[Items from an interface collection]

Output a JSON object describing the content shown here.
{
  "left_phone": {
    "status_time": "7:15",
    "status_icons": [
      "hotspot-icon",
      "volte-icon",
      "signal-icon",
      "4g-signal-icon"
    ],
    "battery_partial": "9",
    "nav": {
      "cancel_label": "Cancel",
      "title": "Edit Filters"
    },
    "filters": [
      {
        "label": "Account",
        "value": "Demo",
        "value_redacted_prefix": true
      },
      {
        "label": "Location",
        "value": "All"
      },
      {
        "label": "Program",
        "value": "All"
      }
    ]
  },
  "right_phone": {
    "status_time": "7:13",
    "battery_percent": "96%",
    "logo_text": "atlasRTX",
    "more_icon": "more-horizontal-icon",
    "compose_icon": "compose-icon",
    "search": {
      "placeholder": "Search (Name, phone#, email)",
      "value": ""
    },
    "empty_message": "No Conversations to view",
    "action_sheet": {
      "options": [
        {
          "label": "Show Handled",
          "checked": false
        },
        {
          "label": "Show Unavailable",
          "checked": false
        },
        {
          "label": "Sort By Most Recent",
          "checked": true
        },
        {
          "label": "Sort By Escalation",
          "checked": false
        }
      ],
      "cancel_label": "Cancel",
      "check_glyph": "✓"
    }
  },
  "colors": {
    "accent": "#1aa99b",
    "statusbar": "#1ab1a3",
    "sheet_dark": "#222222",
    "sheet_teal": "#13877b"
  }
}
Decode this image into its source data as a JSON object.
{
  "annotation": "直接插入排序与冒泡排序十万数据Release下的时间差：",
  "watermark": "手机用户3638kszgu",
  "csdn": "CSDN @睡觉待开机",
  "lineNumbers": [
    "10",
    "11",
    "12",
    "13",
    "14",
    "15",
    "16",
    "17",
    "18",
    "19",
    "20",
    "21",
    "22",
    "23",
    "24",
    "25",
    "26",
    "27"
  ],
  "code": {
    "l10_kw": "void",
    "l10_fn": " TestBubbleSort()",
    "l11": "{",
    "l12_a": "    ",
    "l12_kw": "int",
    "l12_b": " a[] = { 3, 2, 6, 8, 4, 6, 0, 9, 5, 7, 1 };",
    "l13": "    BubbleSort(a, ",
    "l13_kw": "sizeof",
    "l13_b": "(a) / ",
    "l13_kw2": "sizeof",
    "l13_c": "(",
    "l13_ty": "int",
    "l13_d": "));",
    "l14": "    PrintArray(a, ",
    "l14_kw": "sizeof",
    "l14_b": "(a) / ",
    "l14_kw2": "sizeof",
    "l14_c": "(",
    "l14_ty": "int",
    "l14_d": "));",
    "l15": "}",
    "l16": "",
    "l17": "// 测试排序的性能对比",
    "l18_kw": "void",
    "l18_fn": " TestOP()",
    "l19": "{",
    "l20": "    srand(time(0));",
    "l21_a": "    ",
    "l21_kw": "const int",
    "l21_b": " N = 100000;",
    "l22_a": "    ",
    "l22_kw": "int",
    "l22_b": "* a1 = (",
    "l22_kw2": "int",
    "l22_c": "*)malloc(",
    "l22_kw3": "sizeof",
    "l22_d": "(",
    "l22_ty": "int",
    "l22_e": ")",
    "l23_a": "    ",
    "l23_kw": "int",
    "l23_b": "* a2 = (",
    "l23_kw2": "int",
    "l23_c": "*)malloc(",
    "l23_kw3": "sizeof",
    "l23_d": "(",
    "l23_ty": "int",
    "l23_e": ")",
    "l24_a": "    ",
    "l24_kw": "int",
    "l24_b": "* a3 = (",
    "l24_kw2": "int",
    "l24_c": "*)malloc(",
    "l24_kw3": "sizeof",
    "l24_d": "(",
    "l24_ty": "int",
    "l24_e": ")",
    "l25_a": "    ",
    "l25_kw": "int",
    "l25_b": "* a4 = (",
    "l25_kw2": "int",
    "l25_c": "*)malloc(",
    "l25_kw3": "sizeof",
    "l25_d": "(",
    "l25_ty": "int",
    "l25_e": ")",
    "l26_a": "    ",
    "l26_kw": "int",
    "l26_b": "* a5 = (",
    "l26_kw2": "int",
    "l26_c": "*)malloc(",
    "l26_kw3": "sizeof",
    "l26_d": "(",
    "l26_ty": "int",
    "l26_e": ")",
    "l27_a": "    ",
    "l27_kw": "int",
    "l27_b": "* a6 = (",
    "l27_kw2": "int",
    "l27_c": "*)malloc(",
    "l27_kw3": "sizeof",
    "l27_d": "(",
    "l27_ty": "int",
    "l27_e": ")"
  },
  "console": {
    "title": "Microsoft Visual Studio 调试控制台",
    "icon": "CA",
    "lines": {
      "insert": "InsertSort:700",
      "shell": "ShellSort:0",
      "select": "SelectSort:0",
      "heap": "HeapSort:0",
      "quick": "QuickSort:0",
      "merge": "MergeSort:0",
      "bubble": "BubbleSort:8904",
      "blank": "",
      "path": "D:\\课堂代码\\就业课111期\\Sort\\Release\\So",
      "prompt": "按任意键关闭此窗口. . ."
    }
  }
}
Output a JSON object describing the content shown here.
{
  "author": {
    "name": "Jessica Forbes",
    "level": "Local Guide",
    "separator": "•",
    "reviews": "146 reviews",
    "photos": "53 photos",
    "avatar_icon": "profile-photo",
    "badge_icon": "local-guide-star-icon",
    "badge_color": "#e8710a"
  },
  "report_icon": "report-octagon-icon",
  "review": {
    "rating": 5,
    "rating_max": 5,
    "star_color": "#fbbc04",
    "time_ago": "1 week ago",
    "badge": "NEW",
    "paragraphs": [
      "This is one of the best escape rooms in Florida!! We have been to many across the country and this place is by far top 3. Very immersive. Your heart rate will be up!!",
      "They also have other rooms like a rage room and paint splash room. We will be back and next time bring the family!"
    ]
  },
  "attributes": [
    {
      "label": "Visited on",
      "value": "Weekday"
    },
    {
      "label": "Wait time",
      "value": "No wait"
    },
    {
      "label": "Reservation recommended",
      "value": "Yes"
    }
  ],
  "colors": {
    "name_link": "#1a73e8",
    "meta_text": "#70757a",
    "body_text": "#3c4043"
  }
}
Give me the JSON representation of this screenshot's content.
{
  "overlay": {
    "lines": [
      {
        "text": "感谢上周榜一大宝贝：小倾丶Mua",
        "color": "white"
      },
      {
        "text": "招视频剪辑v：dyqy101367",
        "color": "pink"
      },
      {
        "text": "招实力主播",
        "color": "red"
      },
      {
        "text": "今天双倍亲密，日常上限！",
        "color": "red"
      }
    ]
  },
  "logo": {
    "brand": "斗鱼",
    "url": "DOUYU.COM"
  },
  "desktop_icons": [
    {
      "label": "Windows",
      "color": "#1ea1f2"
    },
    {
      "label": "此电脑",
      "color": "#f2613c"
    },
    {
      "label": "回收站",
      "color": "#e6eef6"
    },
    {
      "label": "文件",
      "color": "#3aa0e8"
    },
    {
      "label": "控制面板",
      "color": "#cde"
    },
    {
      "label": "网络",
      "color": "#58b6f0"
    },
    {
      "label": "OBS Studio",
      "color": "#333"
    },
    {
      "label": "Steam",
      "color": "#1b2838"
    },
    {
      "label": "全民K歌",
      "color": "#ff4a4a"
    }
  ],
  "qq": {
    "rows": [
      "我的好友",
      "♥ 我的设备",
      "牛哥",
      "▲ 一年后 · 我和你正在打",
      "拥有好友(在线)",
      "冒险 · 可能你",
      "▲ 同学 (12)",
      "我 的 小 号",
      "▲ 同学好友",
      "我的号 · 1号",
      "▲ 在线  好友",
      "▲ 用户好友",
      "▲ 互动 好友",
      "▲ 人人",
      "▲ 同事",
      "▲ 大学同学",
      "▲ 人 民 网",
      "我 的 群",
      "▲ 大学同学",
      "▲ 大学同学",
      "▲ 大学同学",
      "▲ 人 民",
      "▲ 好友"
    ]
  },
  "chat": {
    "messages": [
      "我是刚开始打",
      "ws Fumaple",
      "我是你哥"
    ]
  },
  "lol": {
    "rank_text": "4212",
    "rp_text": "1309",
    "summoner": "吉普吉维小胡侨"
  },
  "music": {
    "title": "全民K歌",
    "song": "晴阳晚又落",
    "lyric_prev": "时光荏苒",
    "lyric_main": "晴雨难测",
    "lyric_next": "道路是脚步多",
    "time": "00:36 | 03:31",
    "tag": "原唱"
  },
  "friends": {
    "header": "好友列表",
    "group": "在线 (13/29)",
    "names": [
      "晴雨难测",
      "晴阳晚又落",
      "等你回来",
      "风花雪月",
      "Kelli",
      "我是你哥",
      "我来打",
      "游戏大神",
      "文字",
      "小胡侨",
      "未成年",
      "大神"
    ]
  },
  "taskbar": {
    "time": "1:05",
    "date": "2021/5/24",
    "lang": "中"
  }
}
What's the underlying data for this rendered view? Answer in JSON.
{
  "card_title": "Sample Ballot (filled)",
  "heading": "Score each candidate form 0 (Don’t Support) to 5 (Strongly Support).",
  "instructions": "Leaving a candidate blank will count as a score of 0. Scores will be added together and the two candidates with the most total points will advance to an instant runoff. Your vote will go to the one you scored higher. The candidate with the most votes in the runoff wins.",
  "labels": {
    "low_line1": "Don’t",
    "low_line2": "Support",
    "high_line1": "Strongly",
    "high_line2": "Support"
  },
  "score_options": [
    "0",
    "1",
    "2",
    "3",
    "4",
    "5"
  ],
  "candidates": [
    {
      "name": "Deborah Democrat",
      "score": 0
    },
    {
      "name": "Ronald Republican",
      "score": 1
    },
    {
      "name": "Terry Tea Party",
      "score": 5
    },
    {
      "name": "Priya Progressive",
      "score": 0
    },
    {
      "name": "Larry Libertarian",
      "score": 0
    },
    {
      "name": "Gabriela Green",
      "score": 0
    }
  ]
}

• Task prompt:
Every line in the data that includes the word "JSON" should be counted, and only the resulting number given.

• Your response:
5